• Saugus Iron Works Panorama

    Saugus Iron Works

    National Historic Site Massachusetts

Animals

WOODCHUCK

Woodchuck

Numerous species of amphibians, birds, fish, mammals, and reptiles rely on the Saugus River, the surrounding wetlands and the riparian woodlands within Saugus Iron Works National Historic Site as an important refuge to thrive and reproduce. Some animals are seen for brief periods, while others make the historic site their home throughout the year.

During the spring, the red-winged blackbirds and mallards prepare their nests within the tall wetland grasses, while the barn swallows return to the Iron Works to begin raising a new generation. In early summer, the snapping turtles lay their eggs, while the muskrats playfully swim in the cool waters of the Saugus River. Great blue herons and black-crowned night herons perch atop the maples and hickories along the winding river in search of the elusive alewife as the Atlantic Ocean tide slowly moves upstream, inundating the wetlands.

As the summer disappears for the year, spotted sandpipers can be seen hopping about the river mudflats while the barn swallows teach their young how to fly before their long journey south to warmer climates.

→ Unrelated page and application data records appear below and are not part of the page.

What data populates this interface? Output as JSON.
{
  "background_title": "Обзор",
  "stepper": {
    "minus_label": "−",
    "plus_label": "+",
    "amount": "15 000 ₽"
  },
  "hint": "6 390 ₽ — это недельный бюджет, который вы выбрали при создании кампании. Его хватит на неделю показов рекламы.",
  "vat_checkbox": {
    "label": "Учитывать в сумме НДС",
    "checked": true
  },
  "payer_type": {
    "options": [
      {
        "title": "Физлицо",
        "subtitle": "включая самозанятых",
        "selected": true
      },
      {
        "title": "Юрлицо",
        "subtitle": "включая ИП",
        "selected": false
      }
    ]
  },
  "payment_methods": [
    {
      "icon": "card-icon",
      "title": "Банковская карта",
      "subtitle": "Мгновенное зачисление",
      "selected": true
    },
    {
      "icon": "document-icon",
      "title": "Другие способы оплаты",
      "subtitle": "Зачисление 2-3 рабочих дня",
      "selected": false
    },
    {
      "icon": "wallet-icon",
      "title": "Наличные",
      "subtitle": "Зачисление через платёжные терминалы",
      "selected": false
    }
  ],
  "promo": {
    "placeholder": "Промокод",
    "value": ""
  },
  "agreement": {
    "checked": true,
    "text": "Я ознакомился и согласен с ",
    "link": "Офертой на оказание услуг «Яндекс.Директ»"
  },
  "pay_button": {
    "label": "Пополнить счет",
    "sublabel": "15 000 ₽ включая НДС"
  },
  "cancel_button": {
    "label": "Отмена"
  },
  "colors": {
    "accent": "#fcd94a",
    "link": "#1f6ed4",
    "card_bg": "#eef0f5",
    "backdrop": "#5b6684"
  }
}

Each animal, as well as many others whose stories have yet to be told, is an important part of the complex ecosystem within Saugus Iron Works.

Did You Know?

carpenter bee

While walking around the Industrial Site you may see small holes that have been drilled into the wooden siding. Although these holes may look man-made, they are actually carved out by Eastern carpenter bees, which use them as a safe place to lay their eggs. You may also come across long, drilled out lines in the wood, a sign that woodpeckers have been searching for the carpenter bee larva.